_Input records_:
= = =
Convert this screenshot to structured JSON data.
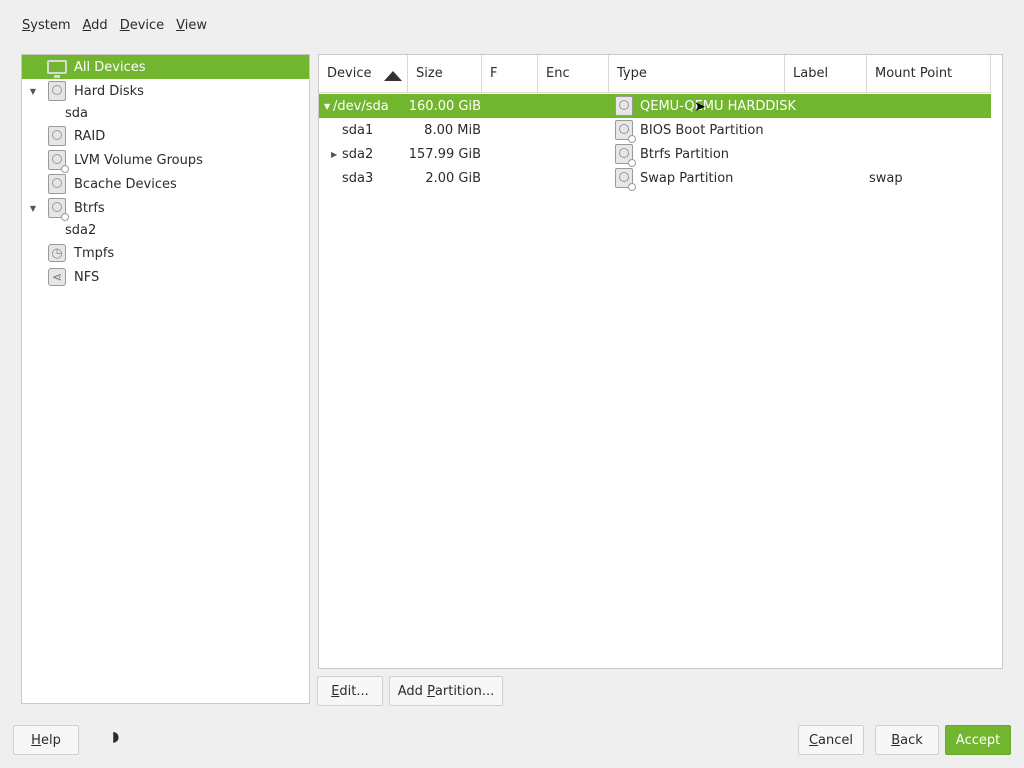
{
  "menubar": {
    "items": [
      {
        "mnemonic": "S",
        "rest": "ystem"
      },
      {
        "mnemonic": "A",
        "rest": "dd"
      },
      {
        "mnemonic": "D",
        "rest": "evice"
      },
      {
        "mnemonic": "V",
        "rest": "iew"
      }
    ]
  },
  "tree": {
    "items": [
      {
        "label": "All Devices",
        "icon": "monitor-icon",
        "selected": true
      },
      {
        "label": "Hard Disks",
        "icon": "hard-disk-icon",
        "expanded": true
      },
      {
        "label": "sda"
      },
      {
        "label": "RAID",
        "icon": "raid-icon"
      },
      {
        "label": "LVM Volume Groups",
        "icon": "lvm-icon"
      },
      {
        "label": "Bcache Devices",
        "icon": "bcache-icon"
      },
      {
        "label": "Btrfs",
        "icon": "btrfs-icon",
        "expanded": true
      },
      {
        "label": "sda2"
      },
      {
        "label": "Tmpfs",
        "icon": "tmpfs-icon"
      },
      {
        "label": "NFS",
        "icon": "nfs-icon"
      }
    ]
  },
  "table": {
    "headers": [
      "Device",
      "Size",
      "F",
      "Enc",
      "Type",
      "Label",
      "Mount Point"
    ],
    "sort": {
      "column": "Device",
      "direction": "ascending"
    },
    "rows": [
      {
        "device": "/dev/sda",
        "size": "160.00 GiB",
        "type": "QEMU-QEMU HARDDISK",
        "label": "",
        "mount": "",
        "selected": true,
        "expander": "expanded"
      },
      {
        "device": "sda1",
        "size": "8.00 MiB",
        "type": "BIOS Boot Partition",
        "label": "",
        "mount": ""
      },
      {
        "device": "sda2",
        "size": "157.99 GiB",
        "type": "Btrfs Partition",
        "label": "",
        "mount": "",
        "expander": "collapsed"
      },
      {
        "device": "sda3",
        "size": "2.00 GiB",
        "type": "Swap Partition",
        "label": "",
        "mount": "swap"
      }
    ]
  },
  "actions": {
    "edit": {
      "mnemonic": "E",
      "rest": "dit..."
    },
    "add_partition": {
      "pre": "Add ",
      "mnemonic": "P",
      "rest": "artition..."
    }
  },
  "footer": {
    "help": {
      "mnemonic": "H",
      "rest": "elp"
    },
    "cancel": {
      "mnemonic": "C",
      "rest": "ancel"
    },
    "back": {
      "mnemonic": "B",
      "rest": "ack"
    },
    "accept": {
      "mnemonic": "A",
      "rest": "ccept"
    }
  },
  "colors": {
    "accent": "#72b62f"
  }
}
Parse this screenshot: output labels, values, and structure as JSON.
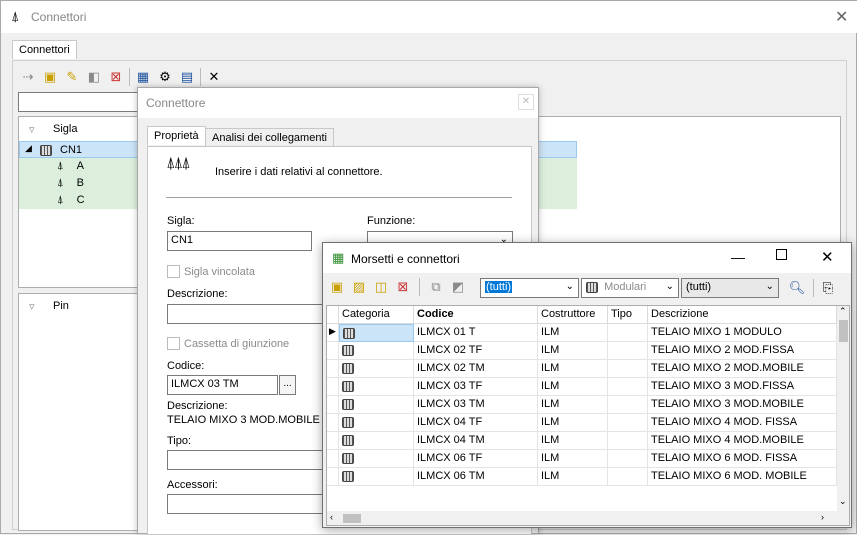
{
  "main": {
    "title": "Connettori",
    "tab": "Connettori",
    "tree_header": "Sigla",
    "tree_items": [
      {
        "label": "CN1"
      },
      {
        "label": "A"
      },
      {
        "label": "B"
      },
      {
        "label": "C"
      }
    ],
    "pin_header": "Pin"
  },
  "connector_dialog": {
    "title": "Connettore",
    "tabs": [
      "Proprietà",
      "Analisi dei collegamenti"
    ],
    "intro": "Inserire i dati relativi al connettore.",
    "sigla_label": "Sigla:",
    "sigla_value": "CN1",
    "funzione_label": "Funzione:",
    "sigla_vincolata": "Sigla vincolata",
    "descrizione_label": "Descrizione:",
    "cassetta": "Cassetta di giunzione",
    "codice_label": "Codice:",
    "codice_value": "ILMCX 03 TM",
    "browse": "...",
    "descrizione2_label": "Descrizione:",
    "descrizione2_value": "TELAIO MIXO 3 MOD.MOBILE",
    "tipo_label": "Tipo:",
    "accessori_label": "Accessori:"
  },
  "catalog": {
    "title": "Morsetti e connettori",
    "filter1": "(tutti)",
    "filter2": "Modulari",
    "filter3": "(tutti)",
    "columns": [
      "Categoria",
      "Codice",
      "Costruttore",
      "Tipo",
      "Descrizione"
    ],
    "rows": [
      {
        "codice": "ILMCX 01 T",
        "costruttore": "ILM",
        "tipo": "",
        "descrizione": "TELAIO MIXO 1 MODULO"
      },
      {
        "codice": "ILMCX 02 TF",
        "costruttore": "ILM",
        "tipo": "",
        "descrizione": "TELAIO MIXO 2 MOD.FISSA"
      },
      {
        "codice": "ILMCX 02 TM",
        "costruttore": "ILM",
        "tipo": "",
        "descrizione": "TELAIO MIXO 2 MOD.MOBILE"
      },
      {
        "codice": "ILMCX 03 TF",
        "costruttore": "ILM",
        "tipo": "",
        "descrizione": "TELAIO MIXO 3 MOD.FISSA"
      },
      {
        "codice": "ILMCX 03 TM",
        "costruttore": "ILM",
        "tipo": "",
        "descrizione": "TELAIO MIXO 3 MOD.MOBILE"
      },
      {
        "codice": "ILMCX 04 TF",
        "costruttore": "ILM",
        "tipo": "",
        "descrizione": "TELAIO MIXO 4 MOD. FISSA"
      },
      {
        "codice": "ILMCX 04 TM",
        "costruttore": "ILM",
        "tipo": "",
        "descrizione": "TELAIO MIXO 4 MOD.MOBILE"
      },
      {
        "codice": "ILMCX 06 TF",
        "costruttore": "ILM",
        "tipo": "",
        "descrizione": "TELAIO MIXO 6 MOD. FISSA"
      },
      {
        "codice": "ILMCX 06 TM",
        "costruttore": "ILM",
        "tipo": "",
        "descrizione": "TELAIO MIXO 6 MOD. MOBILE"
      }
    ]
  }
}
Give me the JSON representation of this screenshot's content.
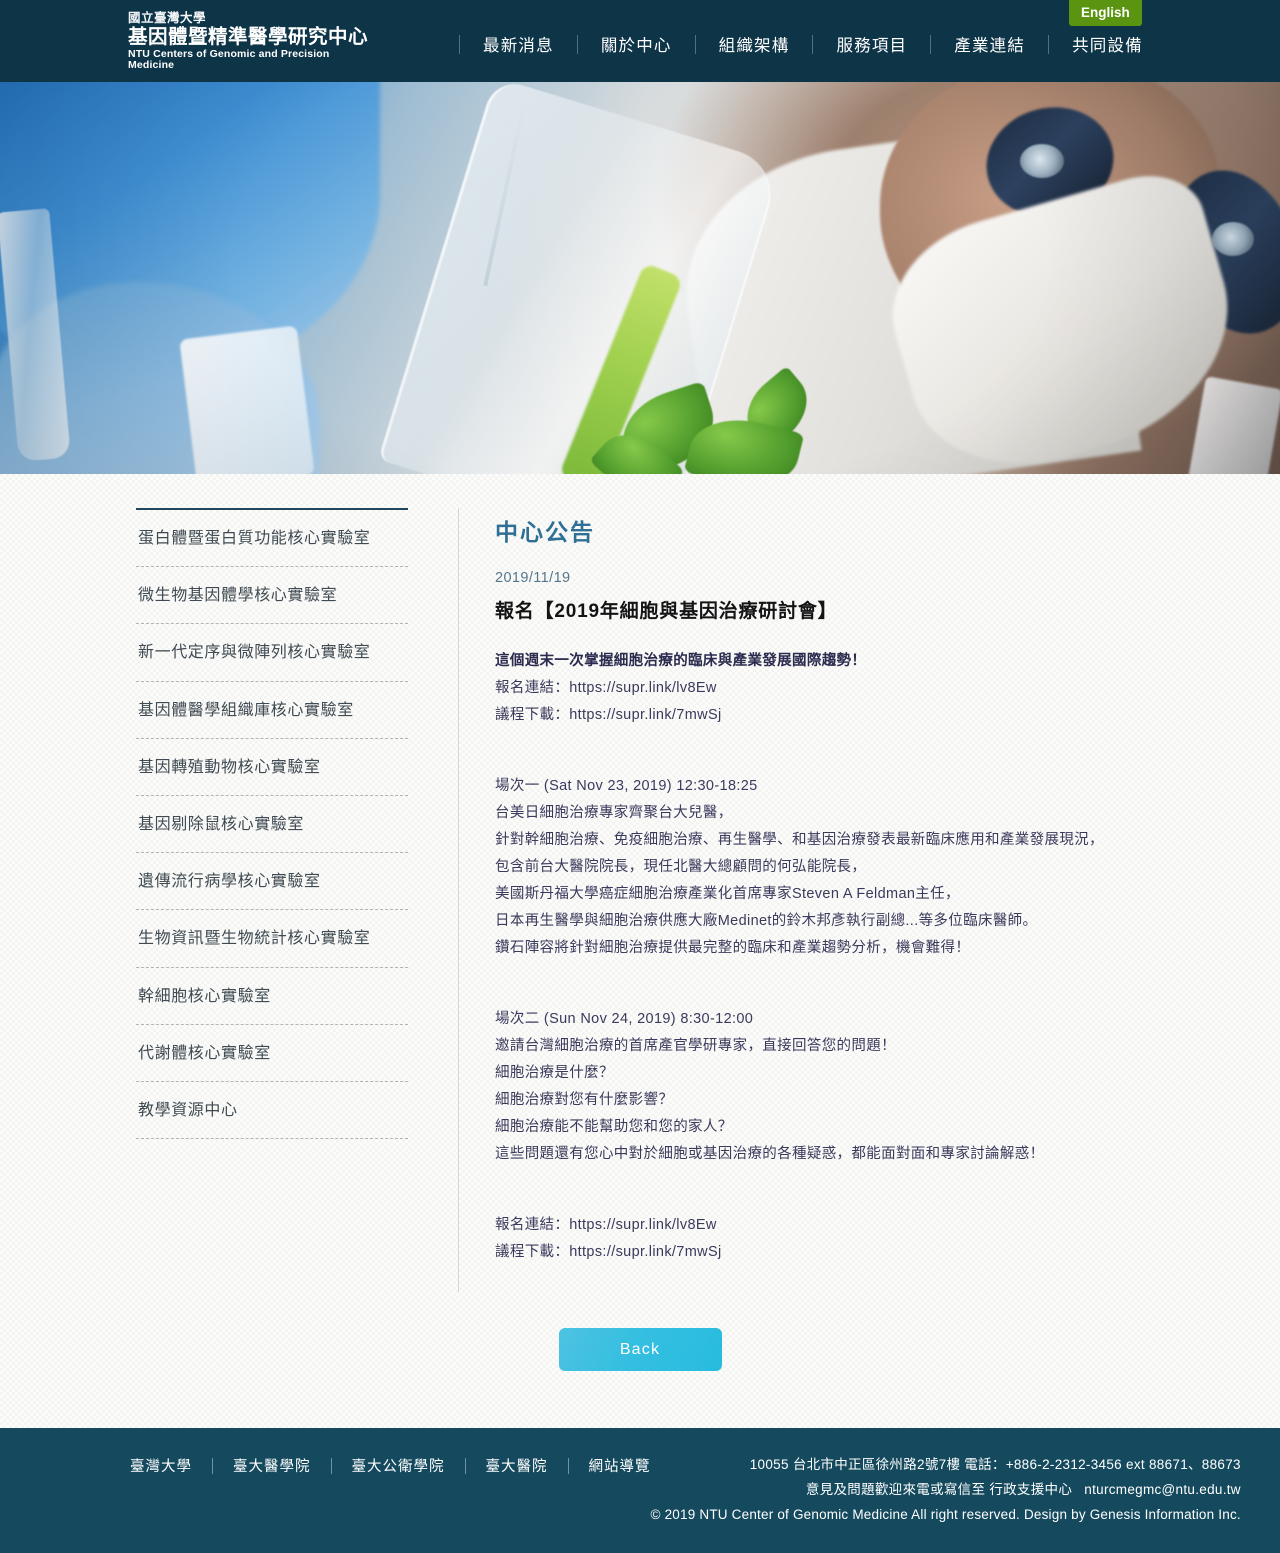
{
  "header": {
    "logo": {
      "line1": "國立臺灣大學",
      "line2": "基因體暨精準醫學研究中心",
      "line3": "NTU Centers of Genomic and Precision Medicine"
    },
    "nav": [
      {
        "label": "最新消息"
      },
      {
        "label": "關於中心"
      },
      {
        "label": "組織架構"
      },
      {
        "label": "服務項目"
      },
      {
        "label": "產業連結"
      },
      {
        "label": "共同設備"
      }
    ],
    "language_button": "English",
    "colors": {
      "header_bg": "#0e3448",
      "language_bg": "#5a9410"
    }
  },
  "sidebar": {
    "items": [
      {
        "label": "蛋白體暨蛋白質功能核心實驗室"
      },
      {
        "label": "微生物基因體學核心實驗室"
      },
      {
        "label": "新一代定序與微陣列核心實驗室"
      },
      {
        "label": "基因體醫學組織庫核心實驗室"
      },
      {
        "label": "基因轉殖動物核心實驗室"
      },
      {
        "label": "基因剔除鼠核心實驗室"
      },
      {
        "label": "遺傳流行病學核心實驗室"
      },
      {
        "label": "生物資訊暨生物統計核心實驗室"
      },
      {
        "label": "幹細胞核心實驗室"
      },
      {
        "label": "代謝體核心實驗室"
      },
      {
        "label": "教學資源中心"
      }
    ]
  },
  "article": {
    "section_title": "中心公告",
    "date": "2019/11/19",
    "title": "報名【2019年細胞與基因治療研討會】",
    "intro": [
      "這個週末一次掌握細胞治療的臨床與產業發展國際趨勢！",
      "報名連結：https://supr.link/lv8Ew",
      "議程下載：https://supr.link/7mwSj"
    ],
    "session_one": [
      "場次一 (Sat Nov 23, 2019) 12:30-18:25",
      "台美日細胞治療專家齊聚台大兒醫，",
      "針對幹細胞治療、免疫細胞治療、再生醫學、和基因治療發表最新臨床應用和產業發展現況，",
      "包含前台大醫院院長，現任北醫大總顧問的何弘能院長，",
      "美國斯丹福大學癌症細胞治療產業化首席專家Steven A Feldman主任，",
      "日本再生醫學與細胞治療供應大廠Medinet的鈴木邦彥執行副總...等多位臨床醫師。",
      "鑽石陣容將針對細胞治療提供最完整的臨床和產業趨勢分析，機會難得！"
    ],
    "session_two": [
      "場次二 (Sun Nov 24, 2019) 8:30-12:00",
      "邀請台灣細胞治療的首席產官學研專家，直接回答您的問題！",
      "細胞治療是什麼？",
      "細胞治療對您有什麼影響？",
      "細胞治療能不能幫助您和您的家人？",
      "這些問題還有您心中對於細胞或基因治療的各種疑惑，都能面對面和專家討論解惑！"
    ],
    "footer_links": [
      "報名連結：https://supr.link/lv8Ew",
      "議程下載：https://supr.link/7mwSj"
    ],
    "back_button": "Back",
    "colors": {
      "section_title": "#2f6f96",
      "date": "#55778c",
      "back_button": "#35bfe0"
    }
  },
  "footer": {
    "links": [
      {
        "label": "臺灣大學"
      },
      {
        "label": "臺大醫學院"
      },
      {
        "label": "臺大公衛學院"
      },
      {
        "label": "臺大醫院"
      },
      {
        "label": "網站導覽"
      }
    ],
    "address_line": "10055 台北市中正區徐州路2號7樓 電話：+886-2-2312-3456 ext 88671、88673",
    "contact_prefix": "意見及問題歡迎來電或寫信至 行政支援中心",
    "contact_email": "nturcmegmc@ntu.edu.tw",
    "copyright": "© 2019 NTU Center of Genomic Medicine All right reserved. Design by Genesis Information Inc.",
    "colors": {
      "footer_bg": "#14495e"
    }
  }
}
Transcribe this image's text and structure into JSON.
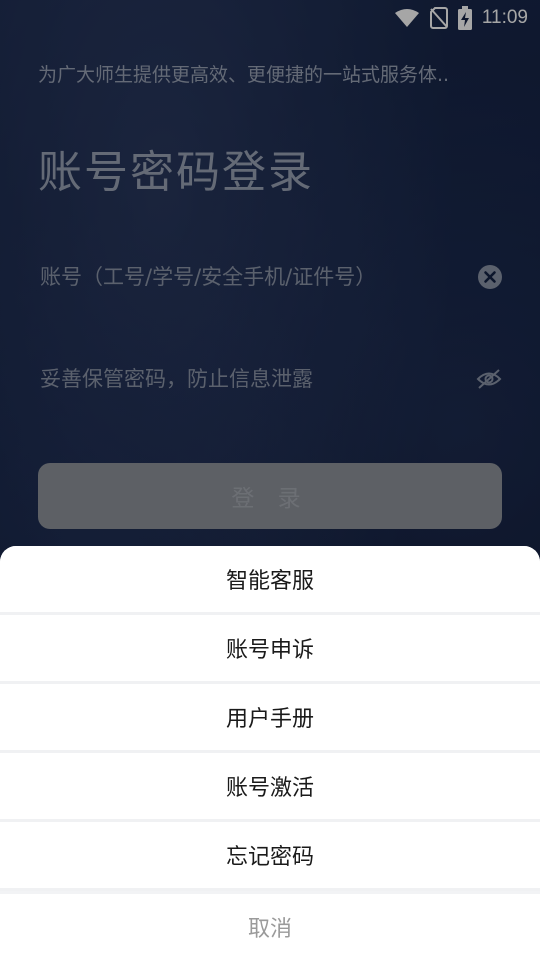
{
  "status_bar": {
    "time": "11:09",
    "icons": [
      "wifi-icon",
      "no-sim-icon",
      "battery-charging-icon"
    ]
  },
  "header": {
    "tagline": "为广大师生提供更高效、更便捷的一站式服务体..",
    "title": "账号密码登录"
  },
  "form": {
    "account_placeholder": "账号（工号/学号/安全手机/证件号）",
    "password_placeholder": "妥善保管密码，防止信息泄露",
    "login_label": "登 录"
  },
  "sheet": {
    "items": [
      {
        "label": "智能客服"
      },
      {
        "label": "账号申诉"
      },
      {
        "label": "用户手册"
      },
      {
        "label": "账号激活"
      },
      {
        "label": "忘记密码"
      }
    ],
    "cancel_label": "取消"
  },
  "colors": {
    "background": "#142244",
    "sheet": "#ffffff",
    "login_button": "#8f949c"
  }
}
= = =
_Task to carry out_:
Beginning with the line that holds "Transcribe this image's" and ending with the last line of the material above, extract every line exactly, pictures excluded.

_Exercise response_:
Transcribe this image's text and structure into JSON.
{
  "status_bar": {
    "time": "11:09",
    "icons": [
      "wifi-icon",
      "no-sim-icon",
      "battery-charging-icon"
    ]
  },
  "header": {
    "tagline": "为广大师生提供更高效、更便捷的一站式服务体..",
    "title": "账号密码登录"
  },
  "form": {
    "account_placeholder": "账号（工号/学号/安全手机/证件号）",
    "password_placeholder": "妥善保管密码，防止信息泄露",
    "login_label": "登 录"
  },
  "sheet": {
    "items": [
      {
        "label": "智能客服"
      },
      {
        "label": "账号申诉"
      },
      {
        "label": "用户手册"
      },
      {
        "label": "账号激活"
      },
      {
        "label": "忘记密码"
      }
    ],
    "cancel_label": "取消"
  },
  "colors": {
    "background": "#142244",
    "sheet": "#ffffff",
    "login_button": "#8f949c"
  }
}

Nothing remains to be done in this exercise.